John Lilly, Mozilla's COO, spotted something that I hadn't noticed about Steve Jobs Worldwide Developers Conference (WWDC) keynote the other day.
They say that a picture is worth a thousand words, so here's two thousand words worth of images for you:
Notice how Steve seems to be indicating that Safari will wipe out the competition and leave only IE and Safari in the running.
Some of you will probably be thinking that this is some kind of oversight or or mistake by Apple. Lilly doesn't think so:
But make no mistake: this wasn’t a careless presentation, or an accidental omission of all the other browsers out there, or even a crummy marketing trick. Lots of words describe Steve & his Stevenotes, but “careless” and “accidental” do not. This is, essentially, the way they’re thinking about the problem, and shows the users they want to pick up.
This is just another example of Steve Jobs being once again blinded by his own reality distortion field. It also goes to prove that those that say that Safari 3 for Windows is merely aimed at developers are totally wrong - where the heck would Jobs find so many iPhone developers? Not on this planet for sure.
I've been using Safari 3 for Windows on and off since the beta was released the other day and apart from the pimped-up inline find and a few other nuggets, there's nothing that makes Safari 3 stand out. In fact, from the critical perspective of stability, Safari 3 is by far the worst browser I've ever used. Crashes and lockups are common for me on both Vista and XP. The only reason that we'll be seeing people using Safari 3 will be because it comes from Apple, and there aren't many of those running Windows. There's no way that Safari is going to erode Firefox's market share - at least not unless the guys at Cupertino fire up the photocopiers and add features like add-ons to Safari 3. 100 million users? No way.

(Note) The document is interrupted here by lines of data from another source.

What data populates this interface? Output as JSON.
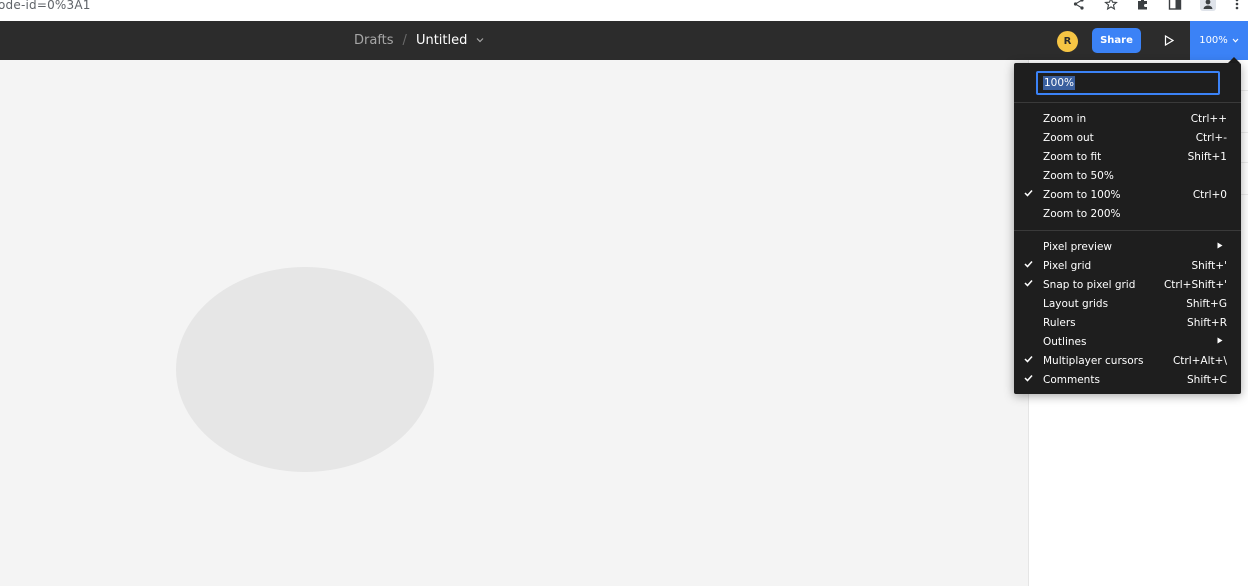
{
  "browser": {
    "url_fragment": "ode-id=0%3A1",
    "icons": [
      "share-icon",
      "star-icon",
      "extensions-icon",
      "sidepanel-icon",
      "profile-icon",
      "more-icon"
    ]
  },
  "toolbar": {
    "breadcrumb_parent": "Drafts",
    "separator": "/",
    "file_title": "Untitled",
    "avatar_initial": "R",
    "share_label": "Share",
    "zoom_label": "100%"
  },
  "menu": {
    "zoom_input_value": "100%",
    "zoom_items": [
      {
        "label": "Zoom in",
        "shortcut": "Ctrl++",
        "checked": false
      },
      {
        "label": "Zoom out",
        "shortcut": "Ctrl+-",
        "checked": false
      },
      {
        "label": "Zoom to fit",
        "shortcut": "Shift+1",
        "checked": false
      },
      {
        "label": "Zoom to 50%",
        "shortcut": "",
        "checked": false
      },
      {
        "label": "Zoom to 100%",
        "shortcut": "Ctrl+0",
        "checked": true
      },
      {
        "label": "Zoom to 200%",
        "shortcut": "",
        "checked": false
      }
    ],
    "view_items": [
      {
        "label": "Pixel preview",
        "shortcut": "",
        "submenu": true,
        "checked": false
      },
      {
        "label": "Pixel grid",
        "shortcut": "Shift+'",
        "submenu": false,
        "checked": true
      },
      {
        "label": "Snap to pixel grid",
        "shortcut": "Ctrl+Shift+'",
        "submenu": false,
        "checked": true
      },
      {
        "label": "Layout grids",
        "shortcut": "Shift+G",
        "submenu": false,
        "checked": false
      },
      {
        "label": "Rulers",
        "shortcut": "Shift+R",
        "submenu": false,
        "checked": false
      },
      {
        "label": "Outlines",
        "shortcut": "",
        "submenu": true,
        "checked": false
      },
      {
        "label": "Multiplayer cursors",
        "shortcut": "Ctrl+Alt+\\",
        "submenu": false,
        "checked": true
      },
      {
        "label": "Comments",
        "shortcut": "Shift+C",
        "submenu": false,
        "checked": true
      }
    ]
  },
  "colors": {
    "toolbar_bg": "#2c2c2c",
    "accent": "#3b82f6",
    "menu_bg": "#1e1e1e",
    "canvas_bg": "#f4f4f4",
    "shape_fill": "#e6e6e6",
    "avatar_bg": "#f6c544"
  }
}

But there you have it folks. Steve Jobs wants to kill off Firefox (and Opera) and re-instate a new two-browser regime.